Reproduce the entries. Match every word.
[[ Data section, beginning ]]
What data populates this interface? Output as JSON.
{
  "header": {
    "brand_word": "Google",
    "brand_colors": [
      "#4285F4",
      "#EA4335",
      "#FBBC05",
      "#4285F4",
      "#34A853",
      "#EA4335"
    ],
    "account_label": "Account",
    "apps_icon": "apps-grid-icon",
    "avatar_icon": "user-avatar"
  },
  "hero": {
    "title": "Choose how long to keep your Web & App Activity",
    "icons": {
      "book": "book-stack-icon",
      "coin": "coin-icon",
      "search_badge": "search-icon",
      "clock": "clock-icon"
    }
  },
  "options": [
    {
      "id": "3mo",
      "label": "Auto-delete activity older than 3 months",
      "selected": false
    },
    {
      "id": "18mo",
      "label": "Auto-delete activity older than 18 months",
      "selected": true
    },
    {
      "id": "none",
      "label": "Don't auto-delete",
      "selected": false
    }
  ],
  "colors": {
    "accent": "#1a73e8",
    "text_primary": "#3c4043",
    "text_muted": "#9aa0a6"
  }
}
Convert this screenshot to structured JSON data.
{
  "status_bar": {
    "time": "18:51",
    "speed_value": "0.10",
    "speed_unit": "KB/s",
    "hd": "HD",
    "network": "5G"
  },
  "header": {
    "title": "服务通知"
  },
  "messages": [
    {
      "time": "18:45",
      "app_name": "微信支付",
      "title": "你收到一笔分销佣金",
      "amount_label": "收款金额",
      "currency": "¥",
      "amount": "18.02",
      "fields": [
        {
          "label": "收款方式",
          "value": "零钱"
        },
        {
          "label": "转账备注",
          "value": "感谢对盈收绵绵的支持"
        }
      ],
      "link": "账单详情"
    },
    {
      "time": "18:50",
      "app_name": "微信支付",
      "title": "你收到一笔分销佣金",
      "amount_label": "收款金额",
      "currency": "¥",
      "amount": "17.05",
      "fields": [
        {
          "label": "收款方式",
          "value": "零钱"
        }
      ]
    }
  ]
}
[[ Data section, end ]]
■ **Solved problem**
What data populates this interface? Output as JSON.
{
  "header": {
    "brand_word": "Google",
    "brand_colors": [
      "#4285F4",
      "#EA4335",
      "#FBBC05",
      "#4285F4",
      "#34A853",
      "#EA4335"
    ],
    "account_label": "Account",
    "apps_icon": "apps-grid-icon",
    "avatar_icon": "user-avatar"
  },
  "hero": {
    "title": "Choose how long to keep your Web & App Activity",
    "icons": {
      "book": "book-stack-icon",
      "coin": "coin-icon",
      "search_badge": "search-icon",
      "clock": "clock-icon"
    }
  },
  "options": [
    {
      "id": "3mo",
      "label": "Auto-delete activity older than 3 months",
      "selected": false
    },
    {
      "id": "18mo",
      "label": "Auto-delete activity older than 18 months",
      "selected": true
    },
    {
      "id": "none",
      "label": "Don't auto-delete",
      "selected": false
    }
  ],
  "colors": {
    "accent": "#1a73e8",
    "text_primary": "#3c4043",
    "text_muted": "#9aa0a6"
  }
}
Convert this screenshot to structured JSON data.
{
  "status_bar": {
    "time": "18:51",
    "speed_value": "0.10",
    "speed_unit": "KB/s",
    "hd": "HD",
    "network": "5G"
  },
  "header": {
    "title": "服务通知"
  },
  "messages": [
    {
      "time": "18:45",
      "app_name": "微信支付",
      "title": "你收到一笔分销佣金",
      "amount_label": "收款金额",
      "currency": "¥",
      "amount": "18.02",
      "fields": [
        {
          "label": "收款方式",
          "value": "零钱"
        },
        {
          "label": "转账备注",
          "value": "感谢对盈收绵绵的支持"
        }
      ],
      "link": "账单详情"
    },
    {
      "time": "18:50",
      "app_name": "微信支付",
      "title": "你收到一笔分销佣金",
      "amount_label": "收款金额",
      "currency": "¥",
      "amount": "17.05",
      "fields": [
        {
          "label": "收款方式",
          "value": "零钱"
        }
      ]
    }
  ]
}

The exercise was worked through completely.